Yes. So, the term loan price is SOFR plus 5.50% on a not tax affected though. So, we will be able to tax back the interest cost of this issuance, which will bring it down into the 7%s. In terms of accessing other corporate markets, we certainly see deals get done and we explore them on a continuous basis. And I do think as we move forward and we evaluate the liquidity needs of the company, we'll consider all options.

Operator

[Operator Instructions] Our next question comes from Jade Rahmani with KBW.

J
Jade Rahmani
analyst

Can you give any color on the other income line, which is around $15 million, and also the other operating expenses, which was about $30 million?

A
Andrew Ahlborn
executive

Yes. So, in the other income, the biggest driver is going to be the contingent equity rate, which was offset by losses that are also included in core. So the net impact of that is zero. On the operating side, the biggest one in there is impairment on REO, which flow through that line item. That was roughly $17 million in the quarter. There's also carry costs on REO like tax expenses, et cetera, that flow through there.
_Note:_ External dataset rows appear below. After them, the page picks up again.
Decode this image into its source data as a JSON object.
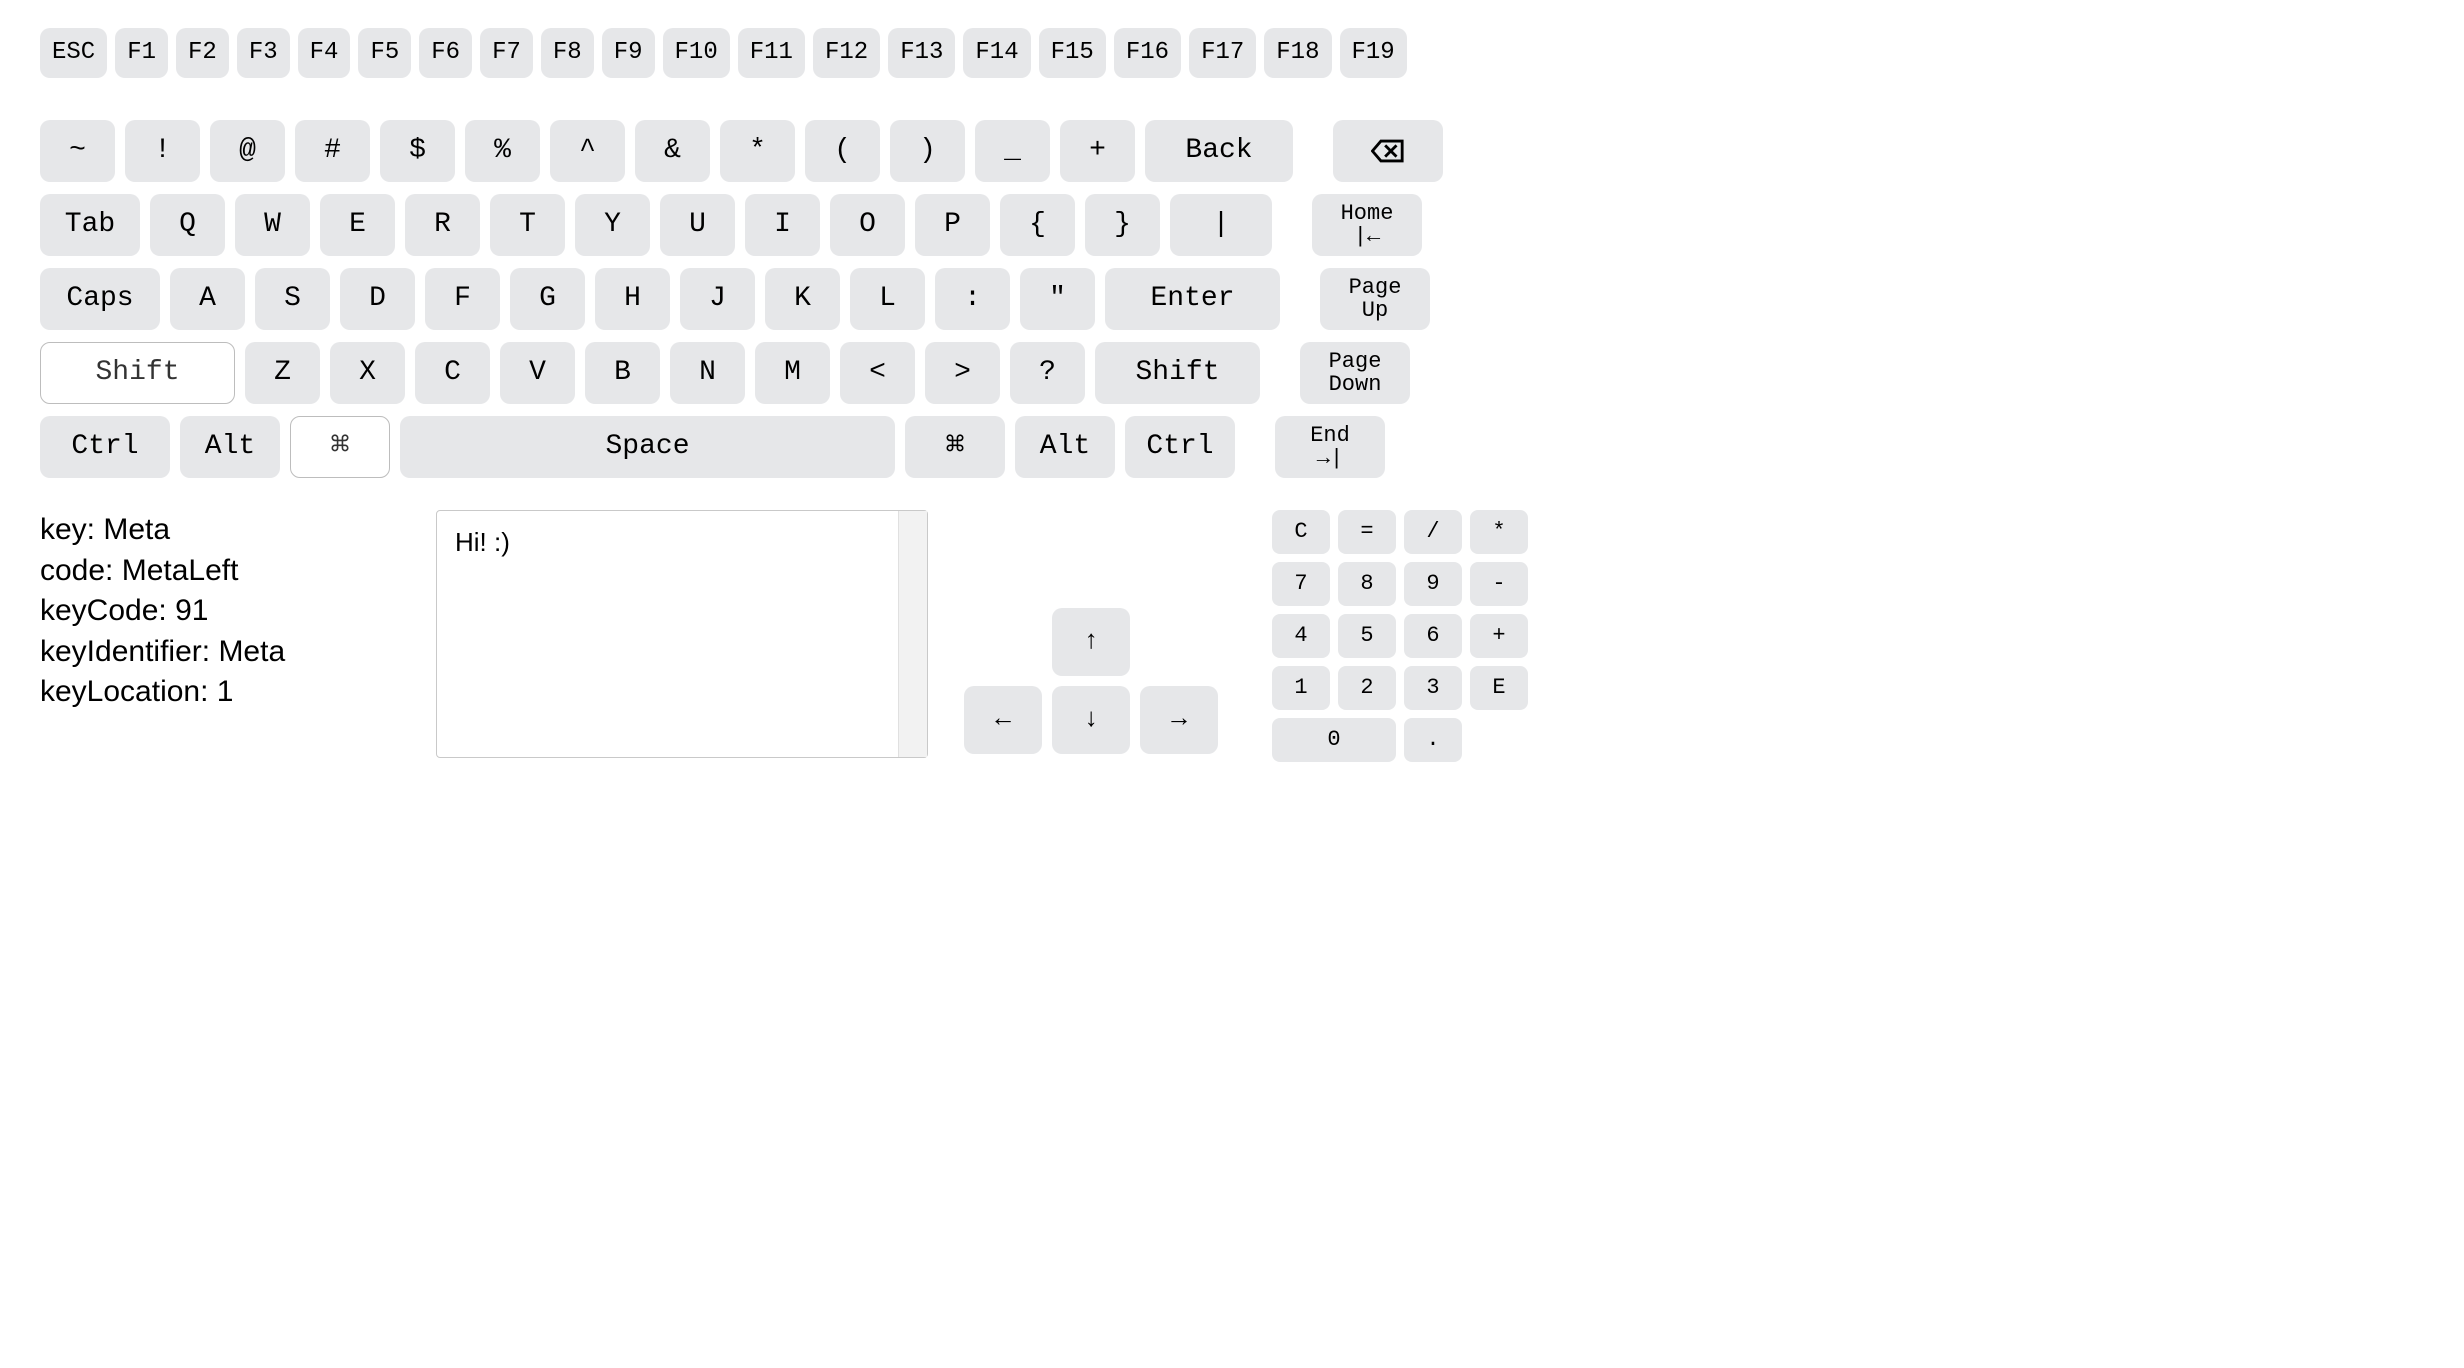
{
  "fn_row": [
    "ESC",
    "F1",
    "F2",
    "F3",
    "F4",
    "F5",
    "F6",
    "F7",
    "F8",
    "F9",
    "F10",
    "F11",
    "F12",
    "F13",
    "F14",
    "F15",
    "F16",
    "F17",
    "F18",
    "F19"
  ],
  "row1": {
    "keys": [
      "~",
      "!",
      "@",
      "#",
      "$",
      "%",
      "^",
      "&",
      "*",
      "(",
      ")",
      "_",
      "+"
    ],
    "back": "Back",
    "clear_icon": "clear-icon"
  },
  "row2": {
    "tab": "Tab",
    "keys": [
      "Q",
      "W",
      "E",
      "R",
      "T",
      "Y",
      "U",
      "I",
      "O",
      "P",
      "{",
      "}",
      "|"
    ],
    "home": {
      "label": "Home",
      "icon": "|←"
    }
  },
  "row3": {
    "caps": "Caps",
    "keys": [
      "A",
      "S",
      "D",
      "F",
      "G",
      "H",
      "J",
      "K",
      "L",
      ":",
      "\""
    ],
    "enter": "Enter",
    "pageup": {
      "l1": "Page",
      "l2": "Up"
    }
  },
  "row4": {
    "shiftL": "Shift",
    "keys": [
      "Z",
      "X",
      "C",
      "V",
      "B",
      "N",
      "M",
      "<",
      ">",
      "?"
    ],
    "shiftR": "Shift",
    "pagedown": {
      "l1": "Page",
      "l2": "Down"
    }
  },
  "row5": {
    "ctrlL": "Ctrl",
    "altL": "Alt",
    "cmdL": "⌘",
    "space": "Space",
    "cmdR": "⌘",
    "altR": "Alt",
    "ctrlR": "Ctrl",
    "end": {
      "label": "End",
      "icon": "→|"
    }
  },
  "info": {
    "key_label": "key:",
    "key_value": "Meta",
    "code_label": "code:",
    "code_value": "MetaLeft",
    "keycode_label": "keyCode:",
    "keycode_value": "91",
    "keyid_label": "keyIdentifier:",
    "keyid_value": "Meta",
    "keyloc_label": "keyLocation:",
    "keyloc_value": "1"
  },
  "textarea_value": "Hi! :)",
  "arrows": {
    "up": "↑",
    "left": "←",
    "down": "↓",
    "right": "→"
  },
  "numpad": [
    [
      "C",
      "=",
      "/",
      "*"
    ],
    [
      "7",
      "8",
      "9",
      "-"
    ],
    [
      "4",
      "5",
      "6",
      "+"
    ],
    [
      "1",
      "2",
      "3",
      "E"
    ],
    [
      "0",
      "0",
      ".",
      ""
    ]
  ],
  "numpad_rows": {
    "r0": [
      "C",
      "=",
      "/",
      "*"
    ],
    "r1": [
      "7",
      "8",
      "9",
      "-"
    ],
    "r2": [
      "4",
      "5",
      "6",
      "+"
    ],
    "r3": [
      "1",
      "2",
      "3",
      "E"
    ]
  },
  "numpad_last": {
    "zero": "0",
    "dot": "."
  }
}
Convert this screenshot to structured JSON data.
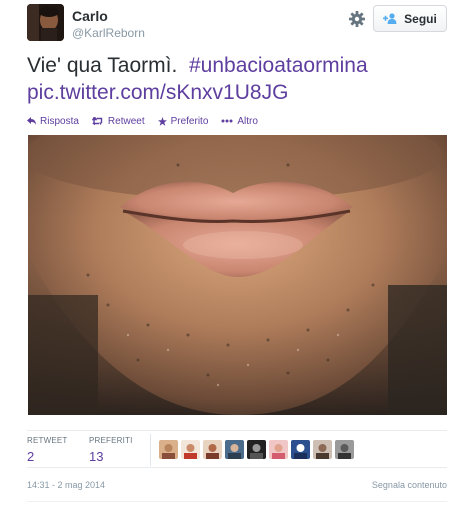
{
  "author": {
    "name": "Carlo",
    "handle": "@KarlReborn"
  },
  "follow_button": {
    "label": "Segui",
    "icon": "follow-user-icon"
  },
  "settings_icon": "gear-icon",
  "tweet": {
    "text": "Vie' qua Taormì.",
    "hashtag": "#unbacioataormina",
    "photo_link": "pic.twitter.com/sKnxv1U8JG"
  },
  "actions": [
    {
      "label": "Risposta",
      "icon": "reply-icon"
    },
    {
      "label": "Retweet",
      "icon": "retweet-icon"
    },
    {
      "label": "Preferito",
      "icon": "star-icon"
    },
    {
      "label": "Altro",
      "icon": "more-icon"
    }
  ],
  "stats": {
    "retweets_label": "RETWEET",
    "retweets_value": "2",
    "favorites_label": "PREFERITI",
    "favorites_value": "13"
  },
  "favoriters_count_shown": 9,
  "timestamp": "14:31 - 2 mag 2014",
  "report_link": "Segnala contenuto",
  "colors": {
    "link": "#5e3e9e",
    "text": "#292f33",
    "muted": "#8899a6"
  }
}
But the main one was the REO impairment this quarter.

J
Jade Rahmani
analyst

So, I guess on the $15 million of other income, I mean in the 10-K the description is that it includes a whole variety of stuff, your 10-Q is not out, but origination income, change in repair and denial reserve, employee retention, credit consulting income. Are those line items expected to continue?

A
Andrew Ahlborn
executive

Origination income will continue. So, what will flow through there are mainly fees received from Redstone. That was down slightly down $2 million quarter-over-quarter. So that will be a continuous item. The repair and denial reserve relates to the reserve we put on the books on the guaranteed portion of 7(a) loans, in the event that a loan goes delinquent and we do have to repair the SBA for that default. The reason it's there in the income line item is that when we purchased the business from CIT, there is a fairly large reserve put in there. I would expect that dollar, that line item to get smaller over time.

Employee retention credit income in that line item was down $27 million quarter-over-quarter, it's now included $2.5 million in Q1. I would expect that to trend toward zero as we move throughout the other -- throughout the rest of the year. And then, the contingent equity right, which is sort of the last remaining bucket that's flowing through there, will also fade away as we get to the end of the Mosaic transaction. So the main items inside other income absent other things that come through the business in the future really is going to be our origination income.

J
Jade Rahmani
analyst

Okay. That's great. And then, capital plans aside from a potential CLO, are you contemplating anything at this point?

A
Andrew Ahlborn
executive

We are not.

J
Jade Rahmani
analyst

Okay. I thought there was a plan for some sort of unsecured debt or preferred, I guess the term loan was issued and maybe that's what you were previously referring to?

A
Andrew Ahlborn
executive

Yes. With the execution of the term loan, the proceeds from the sale of the held for sale loans, as well as just the natural liquidity projections in the business, we're pretty well positioned for the immediate term. Obviously, as we move to the back half of the year, we will balance the opportunity set on the investment side with the opportunity for raising additional debt at that point. But in the short term, the liquidity forecast for the company is quite healthy.

Operator

We have reached the end of the question-and-answer session. I'd now like to turn the call back over to Tom Capasse for closing comments.

T
Thomas Capasse
executive

I appreciate everybody's time and look forward to the second quarter earnings call.

Operator

This concludes today's conference. You may disconnect your lines at this time, and we thank you for your participation.